- _EXERCISE DETAILS_
Across the entries, count the lines that include "unknown" and report only that number.

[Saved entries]

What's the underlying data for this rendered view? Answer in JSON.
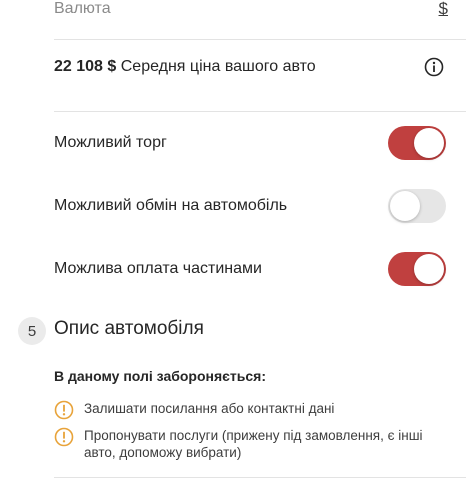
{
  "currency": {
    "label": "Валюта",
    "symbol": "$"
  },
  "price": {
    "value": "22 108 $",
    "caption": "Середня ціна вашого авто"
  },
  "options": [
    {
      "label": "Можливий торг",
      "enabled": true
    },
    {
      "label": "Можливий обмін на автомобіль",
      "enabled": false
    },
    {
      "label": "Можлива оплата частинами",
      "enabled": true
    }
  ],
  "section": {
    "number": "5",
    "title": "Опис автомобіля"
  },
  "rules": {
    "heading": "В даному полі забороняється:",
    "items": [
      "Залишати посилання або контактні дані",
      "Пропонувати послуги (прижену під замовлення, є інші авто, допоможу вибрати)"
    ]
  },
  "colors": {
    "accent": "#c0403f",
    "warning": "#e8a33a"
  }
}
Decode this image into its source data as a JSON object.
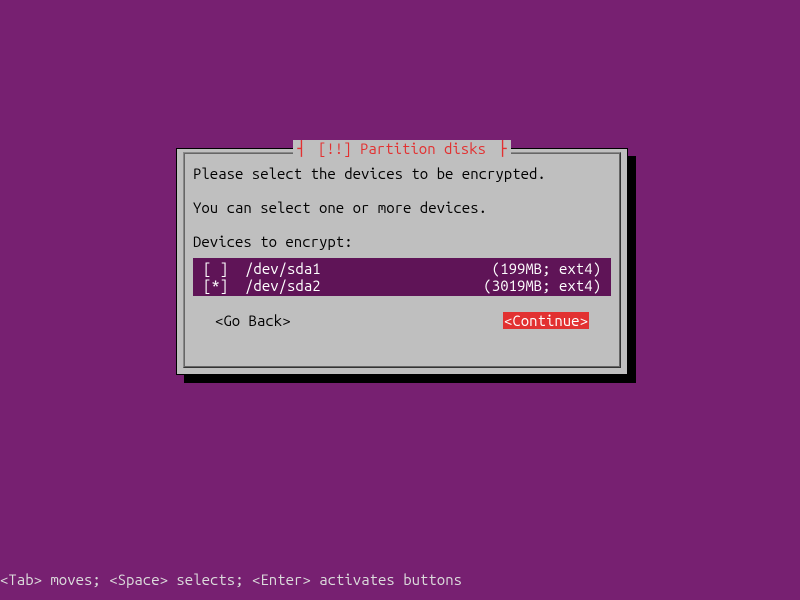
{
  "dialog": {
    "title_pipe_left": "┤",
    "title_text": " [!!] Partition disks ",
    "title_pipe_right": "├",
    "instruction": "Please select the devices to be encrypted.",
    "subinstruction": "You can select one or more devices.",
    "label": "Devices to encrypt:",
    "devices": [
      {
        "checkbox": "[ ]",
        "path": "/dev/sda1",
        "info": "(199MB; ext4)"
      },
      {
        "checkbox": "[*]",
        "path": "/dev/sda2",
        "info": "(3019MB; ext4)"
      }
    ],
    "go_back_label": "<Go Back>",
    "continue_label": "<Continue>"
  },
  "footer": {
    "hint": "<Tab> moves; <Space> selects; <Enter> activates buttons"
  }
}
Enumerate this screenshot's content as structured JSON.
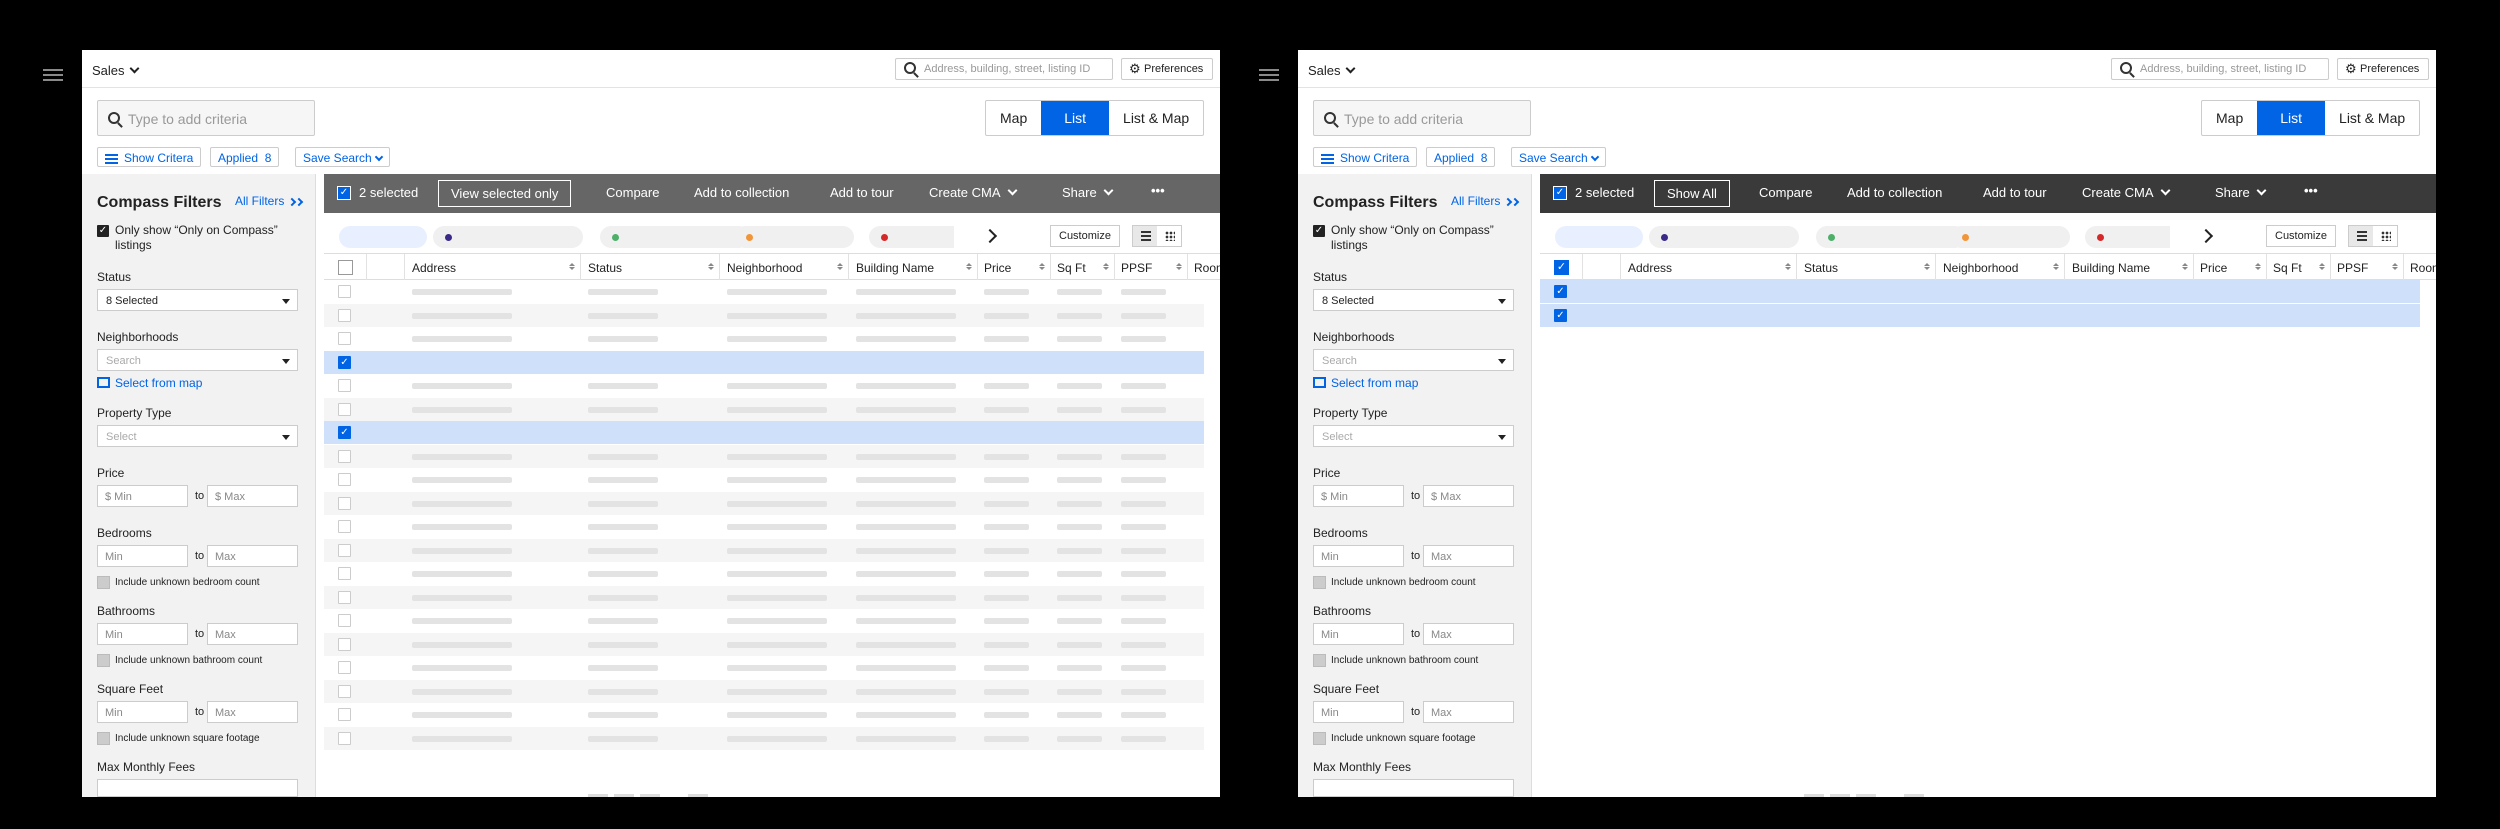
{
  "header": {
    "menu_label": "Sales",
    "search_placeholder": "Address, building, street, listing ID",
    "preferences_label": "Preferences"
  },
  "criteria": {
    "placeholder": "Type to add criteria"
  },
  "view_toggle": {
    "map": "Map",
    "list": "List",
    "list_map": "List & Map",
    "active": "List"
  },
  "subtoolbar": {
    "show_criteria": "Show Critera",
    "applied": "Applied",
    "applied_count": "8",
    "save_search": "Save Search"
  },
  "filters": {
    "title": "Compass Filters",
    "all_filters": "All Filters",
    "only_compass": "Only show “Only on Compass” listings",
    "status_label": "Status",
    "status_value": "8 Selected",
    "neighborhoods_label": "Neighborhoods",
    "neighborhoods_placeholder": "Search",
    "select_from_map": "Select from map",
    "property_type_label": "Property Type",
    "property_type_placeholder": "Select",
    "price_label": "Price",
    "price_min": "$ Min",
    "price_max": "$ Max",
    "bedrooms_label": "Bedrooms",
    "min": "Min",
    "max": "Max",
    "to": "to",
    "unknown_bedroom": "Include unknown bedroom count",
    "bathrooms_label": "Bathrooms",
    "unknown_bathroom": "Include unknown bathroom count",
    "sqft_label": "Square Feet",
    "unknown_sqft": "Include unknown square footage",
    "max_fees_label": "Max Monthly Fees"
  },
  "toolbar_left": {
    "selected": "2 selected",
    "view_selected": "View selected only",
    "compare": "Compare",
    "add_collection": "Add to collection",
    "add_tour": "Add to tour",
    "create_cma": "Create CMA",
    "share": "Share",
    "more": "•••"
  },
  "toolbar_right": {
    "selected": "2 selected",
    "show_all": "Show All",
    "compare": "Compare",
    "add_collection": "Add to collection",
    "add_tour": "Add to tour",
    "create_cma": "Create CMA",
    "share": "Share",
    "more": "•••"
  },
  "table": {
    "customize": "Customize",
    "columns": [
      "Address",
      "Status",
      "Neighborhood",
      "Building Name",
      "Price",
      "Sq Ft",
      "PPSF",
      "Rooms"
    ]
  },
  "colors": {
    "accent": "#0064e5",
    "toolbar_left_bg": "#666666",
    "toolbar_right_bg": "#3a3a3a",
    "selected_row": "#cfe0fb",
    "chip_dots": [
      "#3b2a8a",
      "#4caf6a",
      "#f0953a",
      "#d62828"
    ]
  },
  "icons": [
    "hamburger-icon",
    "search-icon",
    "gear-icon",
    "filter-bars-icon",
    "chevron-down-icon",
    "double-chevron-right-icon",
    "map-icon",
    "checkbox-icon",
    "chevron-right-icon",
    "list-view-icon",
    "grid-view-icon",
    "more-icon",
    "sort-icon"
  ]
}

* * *

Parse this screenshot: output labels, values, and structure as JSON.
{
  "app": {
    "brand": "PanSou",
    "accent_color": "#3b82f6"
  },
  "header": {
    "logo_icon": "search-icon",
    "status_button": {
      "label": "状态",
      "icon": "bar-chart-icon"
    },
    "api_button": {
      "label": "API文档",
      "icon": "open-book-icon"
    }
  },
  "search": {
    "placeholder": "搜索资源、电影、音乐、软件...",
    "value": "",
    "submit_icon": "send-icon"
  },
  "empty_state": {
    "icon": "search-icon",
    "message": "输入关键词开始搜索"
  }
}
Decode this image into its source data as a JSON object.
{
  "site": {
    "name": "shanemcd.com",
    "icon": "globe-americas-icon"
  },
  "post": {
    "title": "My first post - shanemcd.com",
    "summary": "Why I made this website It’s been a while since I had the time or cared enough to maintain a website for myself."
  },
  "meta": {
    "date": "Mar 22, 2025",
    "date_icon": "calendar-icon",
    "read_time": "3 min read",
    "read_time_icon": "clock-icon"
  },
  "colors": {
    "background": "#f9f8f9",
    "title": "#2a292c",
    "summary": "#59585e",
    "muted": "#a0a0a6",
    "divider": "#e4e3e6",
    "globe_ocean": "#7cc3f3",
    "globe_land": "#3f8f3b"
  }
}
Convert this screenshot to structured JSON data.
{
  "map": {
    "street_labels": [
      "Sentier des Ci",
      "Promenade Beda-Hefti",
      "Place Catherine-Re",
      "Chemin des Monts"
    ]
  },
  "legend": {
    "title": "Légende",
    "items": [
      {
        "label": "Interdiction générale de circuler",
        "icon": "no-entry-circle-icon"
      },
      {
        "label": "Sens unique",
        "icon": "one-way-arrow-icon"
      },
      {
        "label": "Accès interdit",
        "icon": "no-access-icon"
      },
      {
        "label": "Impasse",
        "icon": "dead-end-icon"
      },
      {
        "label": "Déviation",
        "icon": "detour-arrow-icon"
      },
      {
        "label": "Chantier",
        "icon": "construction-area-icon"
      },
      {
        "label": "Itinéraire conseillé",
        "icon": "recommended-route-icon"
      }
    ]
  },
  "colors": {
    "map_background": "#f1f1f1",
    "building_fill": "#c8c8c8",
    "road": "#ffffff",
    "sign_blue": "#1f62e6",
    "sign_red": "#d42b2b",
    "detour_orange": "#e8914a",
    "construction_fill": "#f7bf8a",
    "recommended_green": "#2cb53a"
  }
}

- _EXERCISE ANSWER_
3